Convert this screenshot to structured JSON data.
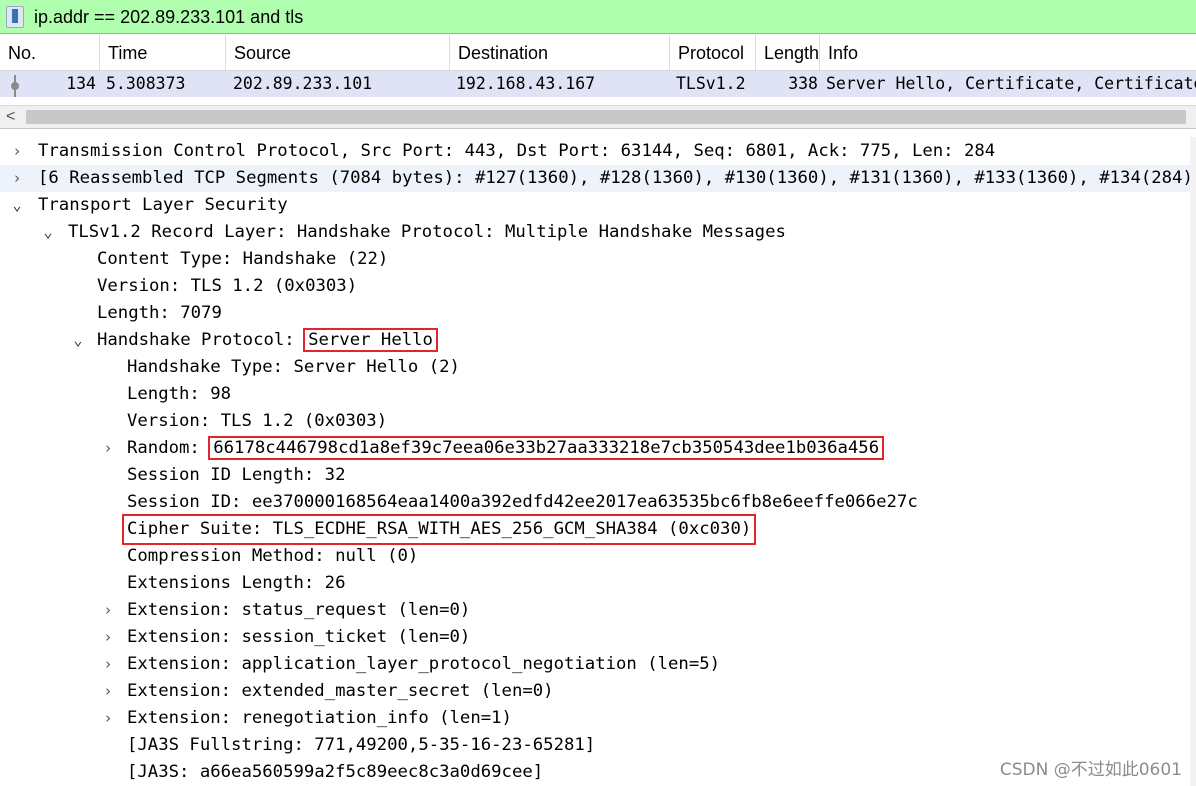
{
  "filter": {
    "text": "ip.addr == 202.89.233.101 and tls"
  },
  "packet_list": {
    "columns": [
      "No.",
      "Time",
      "Source",
      "Destination",
      "Protocol",
      "Length",
      "Info"
    ],
    "rows": [
      {
        "no": "134",
        "time": "5.308373",
        "source": "202.89.233.101",
        "destination": "192.168.43.167",
        "protocol": "TLSv1.2",
        "length": "338",
        "info": "Server Hello, Certificate, Certificate Status, Server Key Exchange, Server Hello Done"
      }
    ]
  },
  "scrollbar": {
    "left_arrow": "<"
  },
  "details": {
    "rows": [
      {
        "arrow": "›",
        "text": "Transmission Control Protocol, Src Port: 443, Dst Port: 63144, Seq: 6801, Ack: 775, Len: 284"
      },
      {
        "arrow": "›",
        "text": "[6 Reassembled TCP Segments (7084 bytes): #127(1360), #128(1360), #130(1360), #131(1360), #133(1360), #134(284)]"
      },
      {
        "arrow": "⌄",
        "text": "Transport Layer Security"
      },
      {
        "arrow": "⌄",
        "text": "TLSv1.2 Record Layer: Handshake Protocol: Multiple Handshake Messages"
      },
      {
        "arrow": "",
        "text": "Content Type: Handshake (22)"
      },
      {
        "arrow": "",
        "text": "Version: TLS 1.2 (0x0303)"
      },
      {
        "arrow": "",
        "text": "Length: 7079"
      },
      {
        "arrow": "⌄",
        "label": "Handshake Protocol: ",
        "value": "Server Hello"
      },
      {
        "arrow": "",
        "text": "Handshake Type: Server Hello (2)"
      },
      {
        "arrow": "",
        "text": "Length: 98"
      },
      {
        "arrow": "",
        "text": "Version: TLS 1.2 (0x0303)"
      },
      {
        "arrow": "›",
        "label": "Random: ",
        "value": "66178c446798cd1a8ef39c7eea06e33b27aa333218e7cb350543dee1b036a456"
      },
      {
        "arrow": "",
        "text": "Session ID Length: 32"
      },
      {
        "arrow": "",
        "text": "Session ID: ee370000168564eaa1400a392edfd42ee2017ea63535bc6fb8e6eeffe066e27c"
      },
      {
        "arrow": "",
        "text": "Cipher Suite: TLS_ECDHE_RSA_WITH_AES_256_GCM_SHA384 (0xc030)"
      },
      {
        "arrow": "",
        "text": "Compression Method: null (0)"
      },
      {
        "arrow": "",
        "text": "Extensions Length: 26"
      },
      {
        "arrow": "›",
        "text": "Extension: status_request (len=0)"
      },
      {
        "arrow": "›",
        "text": "Extension: session_ticket (len=0)"
      },
      {
        "arrow": "›",
        "text": "Extension: application_layer_protocol_negotiation (len=5)"
      },
      {
        "arrow": "›",
        "text": "Extension: extended_master_secret (len=0)"
      },
      {
        "arrow": "›",
        "text": "Extension: renegotiation_info (len=1)"
      },
      {
        "arrow": "",
        "text": "[JA3S Fullstring: 771,49200,5-35-16-23-65281]"
      },
      {
        "arrow": "",
        "text": "[JA3S: a66ea560599a2f5c89eec8c3a0d69cee]"
      }
    ]
  },
  "watermark": "CSDN @不过如此0601",
  "colors": {
    "filter_bg": "#afffaf",
    "selected_row_bg": "#e0e3f5",
    "highlight_box": "#e0262b"
  }
}
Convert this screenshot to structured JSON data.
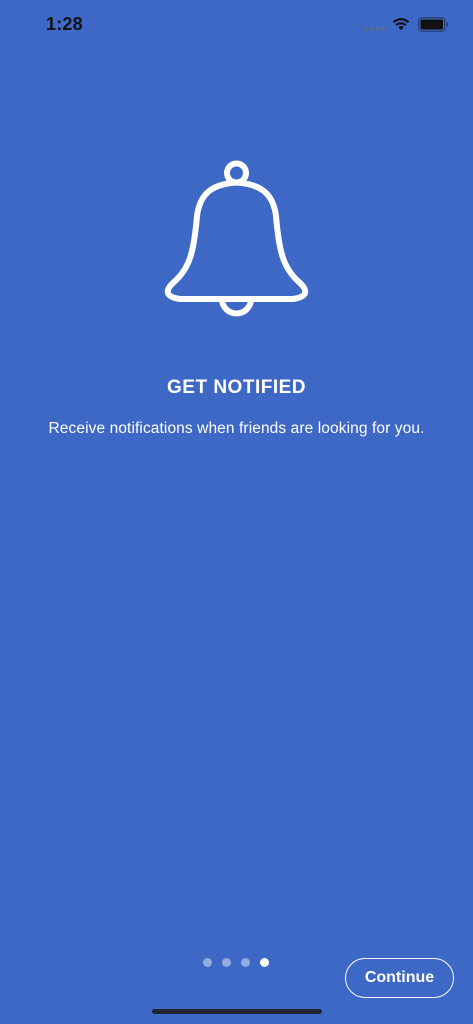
{
  "status_bar": {
    "time": "1:28"
  },
  "onboarding": {
    "icon": "bell-icon",
    "title": "GET NOTIFIED",
    "description": "Receive notifications when friends are looking for you."
  },
  "pager": {
    "total_pages": 4,
    "current_page": 4
  },
  "actions": {
    "continue_label": "Continue"
  },
  "colors": {
    "background": "#3d68c6",
    "foreground": "#ffffff"
  }
}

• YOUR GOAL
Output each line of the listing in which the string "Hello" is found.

• PROBLEM SOLUTION
        "info": "Server Hello, Certificate, Certificate Status, Server Key Exchange, Server Hello Done"
        "value": "Server Hello"
        "text": "Handshake Type: Server Hello (2)"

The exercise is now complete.